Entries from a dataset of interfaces

----

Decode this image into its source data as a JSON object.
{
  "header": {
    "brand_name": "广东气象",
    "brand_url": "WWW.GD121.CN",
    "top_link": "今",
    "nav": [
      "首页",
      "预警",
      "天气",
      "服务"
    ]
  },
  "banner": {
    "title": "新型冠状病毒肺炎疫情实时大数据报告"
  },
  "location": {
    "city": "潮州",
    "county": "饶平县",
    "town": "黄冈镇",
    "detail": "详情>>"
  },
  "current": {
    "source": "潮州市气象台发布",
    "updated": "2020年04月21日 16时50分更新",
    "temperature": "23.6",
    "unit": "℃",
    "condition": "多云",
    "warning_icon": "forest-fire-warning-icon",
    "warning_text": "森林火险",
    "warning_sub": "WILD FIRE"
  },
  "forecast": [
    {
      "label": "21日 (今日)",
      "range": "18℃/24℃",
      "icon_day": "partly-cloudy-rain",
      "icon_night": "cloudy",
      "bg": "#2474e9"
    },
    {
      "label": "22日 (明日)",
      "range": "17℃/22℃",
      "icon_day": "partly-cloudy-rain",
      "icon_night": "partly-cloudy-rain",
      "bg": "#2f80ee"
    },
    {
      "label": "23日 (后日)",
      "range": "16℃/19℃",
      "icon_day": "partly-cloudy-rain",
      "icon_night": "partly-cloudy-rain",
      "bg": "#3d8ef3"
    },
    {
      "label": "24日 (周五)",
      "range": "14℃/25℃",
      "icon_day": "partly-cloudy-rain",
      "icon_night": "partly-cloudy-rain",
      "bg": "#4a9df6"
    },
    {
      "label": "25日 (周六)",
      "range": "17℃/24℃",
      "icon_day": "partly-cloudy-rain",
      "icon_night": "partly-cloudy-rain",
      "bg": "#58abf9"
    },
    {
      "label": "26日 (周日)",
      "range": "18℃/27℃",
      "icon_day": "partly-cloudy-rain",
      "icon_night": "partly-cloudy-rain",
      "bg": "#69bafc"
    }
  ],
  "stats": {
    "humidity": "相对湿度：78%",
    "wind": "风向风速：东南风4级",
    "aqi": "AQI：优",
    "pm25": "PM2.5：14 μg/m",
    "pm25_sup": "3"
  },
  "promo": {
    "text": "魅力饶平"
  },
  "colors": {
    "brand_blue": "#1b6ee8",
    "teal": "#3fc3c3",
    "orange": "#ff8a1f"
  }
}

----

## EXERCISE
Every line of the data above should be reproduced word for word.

## OUTPUT BELOW
Decode this image into its source data as a JSON object.
{
  "header": {
    "brand_name": "广东气象",
    "brand_url": "WWW.GD121.CN",
    "top_link": "今",
    "nav": [
      "首页",
      "预警",
      "天气",
      "服务"
    ]
  },
  "banner": {
    "title": "新型冠状病毒肺炎疫情实时大数据报告"
  },
  "location": {
    "city": "潮州",
    "county": "饶平县",
    "town": "黄冈镇",
    "detail": "详情>>"
  },
  "current": {
    "source": "潮州市气象台发布",
    "updated": "2020年04月21日 16时50分更新",
    "temperature": "23.6",
    "unit": "℃",
    "condition": "多云",
    "warning_icon": "forest-fire-warning-icon",
    "warning_text": "森林火险",
    "warning_sub": "WILD FIRE"
  },
  "forecast": [
    {
      "label": "21日 (今日)",
      "range": "18℃/24℃",
      "icon_day": "partly-cloudy-rain",
      "icon_night": "cloudy",
      "bg": "#2474e9"
    },
    {
      "label": "22日 (明日)",
      "range": "17℃/22℃",
      "icon_day": "partly-cloudy-rain",
      "icon_night": "partly-cloudy-rain",
      "bg": "#2f80ee"
    },
    {
      "label": "23日 (后日)",
      "range": "16℃/19℃",
      "icon_day": "partly-cloudy-rain",
      "icon_night": "partly-cloudy-rain",
      "bg": "#3d8ef3"
    },
    {
      "label": "24日 (周五)",
      "range": "14℃/25℃",
      "icon_day": "partly-cloudy-rain",
      "icon_night": "partly-cloudy-rain",
      "bg": "#4a9df6"
    },
    {
      "label": "25日 (周六)",
      "range": "17℃/24℃",
      "icon_day": "partly-cloudy-rain",
      "icon_night": "partly-cloudy-rain",
      "bg": "#58abf9"
    },
    {
      "label": "26日 (周日)",
      "range": "18℃/27℃",
      "icon_day": "partly-cloudy-rain",
      "icon_night": "partly-cloudy-rain",
      "bg": "#69bafc"
    }
  ],
  "stats": {
    "humidity": "相对湿度：78%",
    "wind": "风向风速：东南风4级",
    "aqi": "AQI：优",
    "pm25": "PM2.5：14 μg/m",
    "pm25_sup": "3"
  },
  "promo": {
    "text": "魅力饶平"
  },
  "colors": {
    "brand_blue": "#1b6ee8",
    "teal": "#3fc3c3",
    "orange": "#ff8a1f"
  }
}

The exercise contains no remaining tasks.